    It is said that the sample consists of those who attend church regularly. What does Hambo mean by “church”? I ask, because I very much doubt that he means Roman Catholics or Orthodox congregations. I think he probably doesn’t mean Episcopalians or Quakers, either. (Not that Quakers have a church in that sense, but you see what I mean.)

    I think he means nothing more liberal than, say, mainstream Protestants, those being the denominations he would actually recognise as “churches” or even “Christians” – and those with a shove, in some cases.

    Because for Hambone, the very definition of “Christian” consists of belief in the accuracy and inerrancy of the literally-read Bible, with the other fundamentalist assertions tagging along behind. Anyone who denies that is already not a Christian, to him. What he’s complaining about here is not that the mainstream church is unravelling – it did that from about two hundred years back, barring revivals, and the rot really set in with Darwin. No, the real itch in his drawers is the undeniable fact that even the remnant of the faithful among the Evangelicals and the Baptists and whatnot are falling away, and that this is accelerating.

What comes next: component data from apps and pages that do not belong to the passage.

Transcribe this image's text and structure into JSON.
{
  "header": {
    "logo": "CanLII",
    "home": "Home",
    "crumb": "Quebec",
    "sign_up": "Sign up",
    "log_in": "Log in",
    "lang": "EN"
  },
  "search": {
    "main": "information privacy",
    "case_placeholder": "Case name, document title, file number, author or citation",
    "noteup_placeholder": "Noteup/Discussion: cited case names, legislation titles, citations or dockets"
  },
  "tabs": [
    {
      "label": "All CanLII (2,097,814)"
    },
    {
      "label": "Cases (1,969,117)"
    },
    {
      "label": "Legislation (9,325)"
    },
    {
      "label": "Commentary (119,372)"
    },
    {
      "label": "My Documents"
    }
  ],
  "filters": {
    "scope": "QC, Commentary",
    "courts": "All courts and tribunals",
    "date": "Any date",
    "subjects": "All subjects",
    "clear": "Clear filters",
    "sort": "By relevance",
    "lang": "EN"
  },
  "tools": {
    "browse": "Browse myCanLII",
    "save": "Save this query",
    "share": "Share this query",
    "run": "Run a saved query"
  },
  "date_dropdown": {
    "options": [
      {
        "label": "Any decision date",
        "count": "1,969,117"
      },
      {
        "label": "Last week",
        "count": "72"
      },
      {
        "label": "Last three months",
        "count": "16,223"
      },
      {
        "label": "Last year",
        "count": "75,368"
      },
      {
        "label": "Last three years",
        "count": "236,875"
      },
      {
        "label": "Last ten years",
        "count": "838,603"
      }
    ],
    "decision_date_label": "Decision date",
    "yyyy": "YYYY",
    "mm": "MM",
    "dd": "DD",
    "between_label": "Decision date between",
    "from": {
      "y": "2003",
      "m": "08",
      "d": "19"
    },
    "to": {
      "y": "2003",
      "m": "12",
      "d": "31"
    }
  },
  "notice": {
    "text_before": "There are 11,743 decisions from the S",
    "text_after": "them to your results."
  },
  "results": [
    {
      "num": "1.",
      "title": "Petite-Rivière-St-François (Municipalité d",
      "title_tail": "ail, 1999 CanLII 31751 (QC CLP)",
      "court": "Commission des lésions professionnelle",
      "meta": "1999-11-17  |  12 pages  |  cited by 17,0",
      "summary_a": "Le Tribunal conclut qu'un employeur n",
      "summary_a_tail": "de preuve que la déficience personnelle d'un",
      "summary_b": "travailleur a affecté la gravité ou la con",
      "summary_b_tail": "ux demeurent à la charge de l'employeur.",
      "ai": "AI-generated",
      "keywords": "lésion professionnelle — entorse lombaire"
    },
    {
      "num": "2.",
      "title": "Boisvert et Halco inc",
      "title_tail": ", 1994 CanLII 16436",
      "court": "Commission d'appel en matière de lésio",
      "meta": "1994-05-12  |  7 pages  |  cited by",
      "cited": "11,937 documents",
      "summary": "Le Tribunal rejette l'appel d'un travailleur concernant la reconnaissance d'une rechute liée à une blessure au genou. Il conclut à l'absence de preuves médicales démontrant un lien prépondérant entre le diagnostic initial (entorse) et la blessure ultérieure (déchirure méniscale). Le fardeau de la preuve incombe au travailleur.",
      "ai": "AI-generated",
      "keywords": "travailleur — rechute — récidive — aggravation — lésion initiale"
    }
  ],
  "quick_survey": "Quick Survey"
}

    His survey, such as it is, does not address cause. I think that’s because he really, really doesn’t want to know, because he’d get told that it’s because the Bible can’t be read literally unless the reader wants to abandon reality, and that nearly everyone knows that this is a bad idea. He doesn’t want to know that, because it would mean that his recipe – teaching them that the Bible is so literal and inerrant, and they have to believe that or else – is only going to accelerate the trend harder. More adherents are going to fall away, not fewer.

    Ham deals with that fact the same way he deals with all facts he doesn’t like. He simply ignores it.

    On the other hand, it is possible that he actually knows the effect his program will have, and that’s his real agenda. In a smaller pond, he gets to be a bigger frog. Only he can’t say that. But it would be consonant with authoritarianism. Ken would be perfectly happy destroying the village in order to save it.

    Or – I don’t know – both might be true. Ham is so used to dividing his mind and having different parts of it for different purposes that he might be following both ideas at the same time. Either is good. He leads either a revival or else a small hardened band of fanatics. Either way, hes the Big Man. It’s all good.

  20. I love it. So, per Ham, 2/3rds of young people leave the “church”, however he defines it. Of the 1/3rd left, half do not believe in a young earth, thus do not take the bible literally and do not believe the specific Genesis account of origins. That means only 1/6th of young people raised in the church remain YEC’s.

    Ham may need to recheck his expected attendance numbers for the Ark Park.

  21. I agree Hambo is doing research to augment his business. Not mentioned in the comments is that he takes the results as a scare tactic to the faithful. Grandparents! Parents! don’t let your children get choked up by thorns, bring them to the ark park! bring them to the creation museum! Make sure they stay saved!

  22. Excellent analysis, Dave Luckett!

    Reading Answers in Genesis can be strangely heartening to a rationalist. Every so often, Ham is wailing about how the young are deserting his cause in droves, and don’t buy into his version of fundamentalism.

    The future is bright.

  23. As has been said before, if Hambo really wants to know why young people are leaving “the church” in droves, all he has to do is gather up some of his creationist “scientists”, link arms wth them, and collectively look in a mirror.

  24. Beware of those who will feed on fear.

  25. Here is Hambo’s research from his book “Already Gone”
    https://answersingenesis.org/answers/books/already-gone/appendices/

  26. (It itemizes based on denominations)

  27. (It looks like Protestant only)

  28. It looks like there were no Episcopalians, Methodists, Mormons, and several others. And none reporting more than one.
    How did they manage to end up with exactly 1000 people?
    Interesting that they didn’t seem to ask about the standard tenets of Christian creeds.